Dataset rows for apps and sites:
*** Block opens ***
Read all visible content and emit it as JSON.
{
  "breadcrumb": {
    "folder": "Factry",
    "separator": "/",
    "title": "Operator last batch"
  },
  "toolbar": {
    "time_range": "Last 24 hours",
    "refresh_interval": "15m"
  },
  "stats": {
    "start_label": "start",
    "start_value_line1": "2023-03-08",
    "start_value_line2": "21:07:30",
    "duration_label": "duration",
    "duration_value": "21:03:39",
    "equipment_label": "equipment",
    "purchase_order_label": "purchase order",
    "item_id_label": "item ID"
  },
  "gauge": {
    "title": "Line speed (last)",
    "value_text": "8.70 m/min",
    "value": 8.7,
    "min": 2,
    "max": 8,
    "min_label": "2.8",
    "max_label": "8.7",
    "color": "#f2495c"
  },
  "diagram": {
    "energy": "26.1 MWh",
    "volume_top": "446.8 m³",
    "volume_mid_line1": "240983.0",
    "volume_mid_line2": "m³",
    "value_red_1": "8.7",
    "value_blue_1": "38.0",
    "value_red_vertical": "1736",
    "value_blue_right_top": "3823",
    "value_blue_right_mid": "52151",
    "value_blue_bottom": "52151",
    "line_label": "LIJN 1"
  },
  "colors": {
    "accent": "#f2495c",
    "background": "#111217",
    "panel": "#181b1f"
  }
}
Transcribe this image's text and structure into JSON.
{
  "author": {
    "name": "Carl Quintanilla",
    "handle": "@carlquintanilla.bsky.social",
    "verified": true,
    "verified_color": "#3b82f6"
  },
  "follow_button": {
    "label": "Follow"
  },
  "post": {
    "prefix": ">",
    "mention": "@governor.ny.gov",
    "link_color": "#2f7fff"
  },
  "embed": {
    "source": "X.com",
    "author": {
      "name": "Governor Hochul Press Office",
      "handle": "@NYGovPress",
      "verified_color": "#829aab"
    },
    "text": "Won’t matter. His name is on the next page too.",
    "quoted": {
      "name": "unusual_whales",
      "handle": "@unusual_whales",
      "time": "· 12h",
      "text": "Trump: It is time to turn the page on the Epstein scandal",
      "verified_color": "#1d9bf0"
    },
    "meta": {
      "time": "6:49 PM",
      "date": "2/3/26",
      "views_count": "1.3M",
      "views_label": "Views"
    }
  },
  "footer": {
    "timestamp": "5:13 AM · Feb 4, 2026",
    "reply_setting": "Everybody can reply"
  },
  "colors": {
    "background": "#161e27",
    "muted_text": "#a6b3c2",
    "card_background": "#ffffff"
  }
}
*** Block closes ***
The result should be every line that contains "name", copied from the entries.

    "name": "Carl Quintanilla",
      "name": "Governor Hochul Press Office",
    "text": "Won’t matter. His name is on the next page too.",
      "name": "unusual_whales",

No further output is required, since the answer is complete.